REPRINT HOUSE: Reprint houses are self explanatory, but some caution is needed. They frequently buy the original printing plates for a book and use the original print history page. This is a legitimate practise but can lead to confusion: Always check the print history page and the spine of a book. A reprint house edition will normally have a different publisher’s name or initials on the spine whereas the history page will have the original publisher.

REVUE COPY: A book, printed and bound, which is sent after the publication date to select reviewers – often journalists, bloggers etc

RUBBING: Usually manifests as light surface marks on a book cover or dust jacket, caused by rubbing against other books or objects.

RUBBING ALCOHOL: Can be either isopropyl alcohol or ethanol based liquids which are very good for cleaning non-porous surfaces. A popular UK version is surgical spirit. Always research carefully before using such products on your books.

SEALED: Refers to a book which, when published, was enclosed in a sealed covering (usually clear polythene/plastic).

SHAKEN: A book who’s pages are coming loose from the spine but is still intact.

SHELF WEAR or SHELFWEAR: Usually fairly light wear which results from storing a book on a shelf. It frequently affects the bottom edges and corners and is the result of sliding a book into place. Conversely, the top of the spine may be affected from withdrawing a book from a shelf.

SUNNED or SUNNING: Often effects book spines, sometime the covers, and is the result of direct sunlight, which causes fading.

TANNING: This affects the pages of a book when the paper takes on a yellow/brown hue. It is often more apparent on the endpapers and page extremities.

TEARS/TORN: Self explanatory, usually referring to the dust jacket or pages. Sellers will normally give some idea of the length of any tears.

TIGHT: This refers to the binding of a book, usually new, and indicates that the book pages will not lay flat when the book is opened.

TIPPED-IN: Usually refers to a print but can include text pages. The term is used when a page is printed seperately from the main book and then added - usually to a blank page which had been bound in.

TRIMMED: Suggests the pages have been trimmed and are now smaller than when the book was first published.

TRUE 1ST EDITION: The first print run of a first edition: 1st edition 2nd impression, or 2nd printing, is still a 1st edition, but not a true 1st edition.

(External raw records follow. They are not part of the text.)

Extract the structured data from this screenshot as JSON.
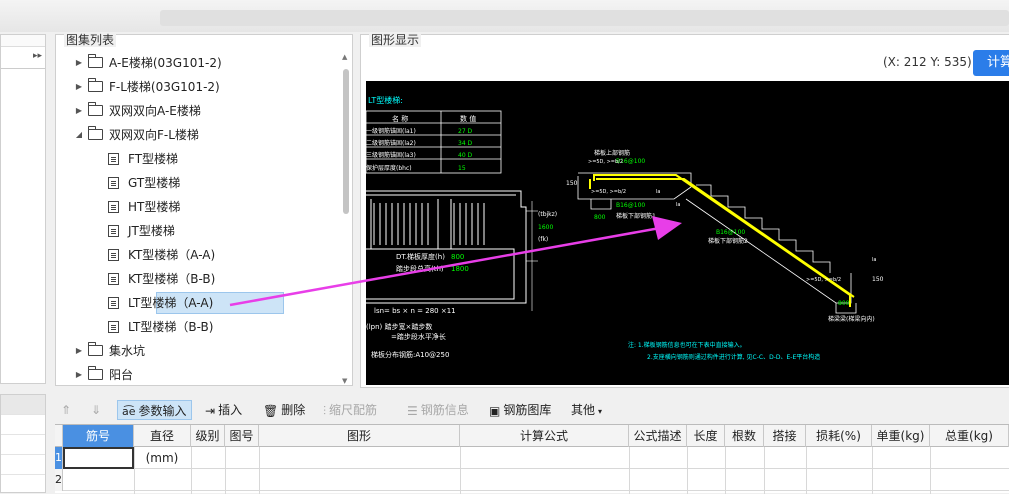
{
  "atlas": {
    "title": "图集列表",
    "items": [
      {
        "label": "A-E楼梯(03G101-2)",
        "type": "folder",
        "caret": "▶",
        "level": 0
      },
      {
        "label": "F-L楼梯(03G101-2)",
        "type": "folder",
        "caret": "▶",
        "level": 0
      },
      {
        "label": "双网双向A-E楼梯",
        "type": "folder",
        "caret": "▶",
        "level": 0
      },
      {
        "label": "双网双向F-L楼梯",
        "type": "folder",
        "caret": "◢",
        "level": 0
      },
      {
        "label": "FT型楼梯",
        "type": "doc",
        "level": 1
      },
      {
        "label": "GT型楼梯",
        "type": "doc",
        "level": 1
      },
      {
        "label": "HT型楼梯",
        "type": "doc",
        "level": 1
      },
      {
        "label": "JT型楼梯",
        "type": "doc",
        "level": 1
      },
      {
        "label": "KT型楼梯（A-A)",
        "type": "doc",
        "level": 1
      },
      {
        "label": "KT型楼梯（B-B)",
        "type": "doc",
        "level": 1
      },
      {
        "label": "LT型楼梯（A-A)",
        "type": "doc",
        "level": 1,
        "selected": true
      },
      {
        "label": "LT型楼梯（B-B)",
        "type": "doc",
        "level": 1
      },
      {
        "label": "集水坑",
        "type": "folder",
        "caret": "▶",
        "level": 0
      },
      {
        "label": "阳台",
        "type": "folder",
        "caret": "▶",
        "level": 0
      }
    ]
  },
  "graphic": {
    "title": "图形显示",
    "coord": "(X: 212 Y: 535)",
    "calc_button": "计算",
    "drawing": {
      "table_title": "LT型楼梯:",
      "table_headers": [
        "名 称",
        "数 值"
      ],
      "table_rows": [
        {
          "name": "一级钢筋锚固(la1)",
          "value": "27 D"
        },
        {
          "name": "二级钢筋锚固(la2)",
          "value": "34 D"
        },
        {
          "name": "三级钢筋锚固(la3)",
          "value": "40 D"
        },
        {
          "name": "保护层厚度(bhc)",
          "value": "15"
        }
      ],
      "labels": {
        "top_bar": "B16@100",
        "top_note": "梯板上部钢筋",
        "bot_note": "梯板下部钢筋1",
        "bot_bar": "B16@100",
        "bot2_bar": "B16@100",
        "bot2_note": "梯板下部钢筋2",
        "la1": "la",
        "la2": "la",
        "la3": "la",
        "d150a": "150",
        "d150b": "150",
        "d800a": "800",
        "d800b": "800",
        "dim_tbjkz": "(tbjkz)",
        "dim_1600": "1600",
        "dim_fk": "(fk)",
        "left_dt": "DT.梯板厚度(h)",
        "left_dt_val": "800",
        "left_ts": "踏步段总高(th)",
        "left_ts_val": "1800",
        "bottom_calc": "lsn= bs × n = 280 ×11",
        "bottom_calc2": "(lpn) 踏步宽×踏步数",
        "bottom_calc3": "=踏步段水平净长",
        "dist_bar": "梯板分布钢筋:A10@250",
        "beam_note": "梯梁梁(梯梁向内)",
        "hook1": ">=5D, >=b/2",
        "hook2": ">=5D, >=b/2",
        "note1": "注: 1.梯板钢筋信息也可在下表中直接输入。",
        "note2": "2.支座横向钢筋则通过构件进行计算, 见C-C、D-D、E-E平台构造"
      }
    }
  },
  "toolbar": {
    "param_input": "参数输入",
    "insert": "插入",
    "delete": "删除",
    "scale_rebar": "缩尺配筋",
    "rebar_info": "钢筋信息",
    "rebar_library": "钢筋图库",
    "more": "其他"
  },
  "table": {
    "columns": [
      "筋号",
      "直径(mm)",
      "级别",
      "图号",
      "图形",
      "计算公式",
      "公式描述",
      "长度",
      "根数",
      "搭接",
      "损耗(%)",
      "单重(kg)",
      "总重(kg)"
    ],
    "rows": [
      "1",
      "2"
    ]
  },
  "colors": {
    "accent": "#2b7de9",
    "selection": "#cde4f7",
    "canvas_bg": "#000000",
    "drawing_green": "#00ff00",
    "drawing_yellow": "#ffff00",
    "drawing_cyan": "#00ffff",
    "arrow_magenta": "#e83ee8"
  }
}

UNOPENED: The pages are still joined, usually along one edge.

UNTRIMMED: Some older books have one, two or three edges which are uneven. These are untrimmed pages and should be left as they are.

UV RESISTANT COVER: Usually polyester or polypropylene and also known as Archival Covers. These are clear covers which can be used to protect a book cover or jacket.

VANITY PUBLISHING: A service offered by some publishers whereby a book can be published provided the writer pays all costs.

VULCANISED RUBBER SPONGE: Made from natural rubber these are used to clean dust and dirt from books and many other fragile items.

WATER STAINED: Water stains are usually more widespread than damp stains and will likely affect large parts of the cover or pages of a book.

WOODCUTS: A process frequently used to illustrated books. The process requires the artist to carve the image into a wood block from which it is printed.

WORKING COPY: Similar to a reading copy, hence in poor condition. Such a book will normally have been used by a scholar or person working on a project, and will likely have many annotations, underlining etc.

WORMING/WORMHOLES: Bookworms are something of a scourge for collectors. Often caused by the larvae of beetles or insects such as silverfish, wormholes are small holes in the pages or cover of a book.